A.
Crichton, Provost of King's.
Get him on the phone.
Yes, Minister.
Get me King's College, Cambridge.
Who knows? Professor Henderson might drop in for tea.
That'd be a happy coincidence, wouldn't it? - Perfectly natural.
- Nothing improper about that.
- How can a coincidence be improper? - My feeling entirely.
(PHONE RINGS) Yes? Lord Crichton, please.
How's the move from the Commons to the Lords? Like moving from animals to vegetables.
- Professor Henderson's here.
- Good to see you.
Come and meet an old friend, Jim Hacker.
- Jim, this is Professor Henderson.
- Professor Henderson! I didn't expect to see the Minister.
- What a coincidence! - Yes, what a coincidence! - You know each other? - We haven't met.
- I'm writing a report for him.
- Well, what a coincidence.
- Yes, what a coincidence! - Extraordinary coincidence.
- You're happy with my report? - Absolutely.
Delighted.
- You must've worked very hard.
- Most of it was done by Washington.
Excuse me, I'll go and help with the tea.
Tell me, have you ever written a Government report before? - No.
- Your name will be on it forever.
"Henderson Report".
- It's a kind of immortality.
- I hadn't thought of it like that.
- But if it were to go wrong - Go wrong? If this metadioxin isn't as safe as you say your career Very courageous! None of the standard tests show any evidence of teratogenic toxicity.
- Standard tests? Quite.
- What do you mean? Well, I was making a few notes on the train coming down.
I'm not a biochemist, but it would appear that the US report leaves some important questions unanswered.
Some of the evidence is inconclusive, some findings have been questioned, the figures are open to interpretation, and different results might come from a more detailed study.
- Obviously, but - But if anything did go wrong, a delayed effect, the press would go straight to your report.
And if it turned out that you'd ever done laboratory trials for a multi-national drug company - That was 15 years ago.
- 14.
You know what the press is like.
No smoke without a fire.
It could be a millstone! The popular press would be merciless, if anything went wrong: "Death Agony of Henderson Report Victims.
" Yes Yes! I don't know what to do! I can't alter the evidence, the report says it's a safe drug.
- Quite.
I see you have no choice.
- Stop talking shop.
Our Professor of Economics is dying to talk to you.

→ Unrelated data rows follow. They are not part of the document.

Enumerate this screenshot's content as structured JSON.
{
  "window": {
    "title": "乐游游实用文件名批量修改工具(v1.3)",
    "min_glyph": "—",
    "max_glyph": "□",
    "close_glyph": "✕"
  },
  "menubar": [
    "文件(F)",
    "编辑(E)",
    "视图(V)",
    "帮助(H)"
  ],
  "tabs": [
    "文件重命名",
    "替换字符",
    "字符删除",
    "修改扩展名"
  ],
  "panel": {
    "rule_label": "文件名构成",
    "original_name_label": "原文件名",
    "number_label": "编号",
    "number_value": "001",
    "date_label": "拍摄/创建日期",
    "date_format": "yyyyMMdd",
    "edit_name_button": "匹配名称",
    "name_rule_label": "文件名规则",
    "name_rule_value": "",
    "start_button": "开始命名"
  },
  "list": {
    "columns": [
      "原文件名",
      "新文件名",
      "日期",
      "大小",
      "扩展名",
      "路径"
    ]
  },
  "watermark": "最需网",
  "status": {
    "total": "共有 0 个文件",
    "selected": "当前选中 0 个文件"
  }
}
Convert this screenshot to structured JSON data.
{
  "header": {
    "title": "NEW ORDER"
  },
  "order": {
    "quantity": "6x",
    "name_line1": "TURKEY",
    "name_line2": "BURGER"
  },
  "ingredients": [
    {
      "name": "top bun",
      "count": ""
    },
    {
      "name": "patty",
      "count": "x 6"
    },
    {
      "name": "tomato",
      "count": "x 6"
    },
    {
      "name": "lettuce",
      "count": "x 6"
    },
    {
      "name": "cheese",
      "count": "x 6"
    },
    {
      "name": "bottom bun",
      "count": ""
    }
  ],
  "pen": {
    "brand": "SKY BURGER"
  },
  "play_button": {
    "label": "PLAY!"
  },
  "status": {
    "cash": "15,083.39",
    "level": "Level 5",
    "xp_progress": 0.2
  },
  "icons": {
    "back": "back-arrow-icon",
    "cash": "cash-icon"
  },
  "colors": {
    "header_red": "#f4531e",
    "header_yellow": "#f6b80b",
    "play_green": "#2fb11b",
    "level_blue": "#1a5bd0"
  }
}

You're not worried about this report? I've done lots of these things.
It's the phrasing of the conclusion, that's all the press ever read.
Now how does it end? "On existing evidence, the committee can see no reason not to proceed.
" Well, it's just a question of a tidy bit of re-drafting.
"While the committee feel there's no reason not to proceed on existing evidence, "it must be emphasised that metadioxin is a recent compound, "and it would be irresponsible to deny, after further research, "its manufacture might be proved to be associated with health risks.
" Yes, that seems perfectly fair.
Could you just say that again? Better than that I'll jot it down for you.
The Minister for Administrative Affairs, James Hacker, has announced he'll not give approval for the BCC to make propanol.
The Henderson Committee, while generally approving the drug, said it could not deny that future research might disclose risks.
(CROWDS CHEERING) Mr Hacker made his announcement today while visiting BCC's factory, where he was greeted by an enthusiastic crowd.
And now sport.
Following last night's defeat Well, Minister? Well, Humphrey? - Do you feel like a hero? - Indeed I do.
- And Number 10 will be delighted.
- One of the worst decisions ever! And one of the best political decisions I've made.
What do you think, Bernard? Well bearing everything in mind and after due consideration considering all the implications and points of view well, in other words, in fact, I am bound to say you look awfully good on television, Minister.
Humphrey, can we manage a CBE for Henderson? Certainly not! He's unreliable and lacking in judgement.
I can't think why he cast doubt on his whole report in that final paragraph.
I think he has excellent judgement, enormous stature and great charm.
I thought you said you'd never met him.
I meant intellectual stature, Humphrey.
And charm? He writes with charm.
Doesn't he, Bernard? Oh, yes, Minister.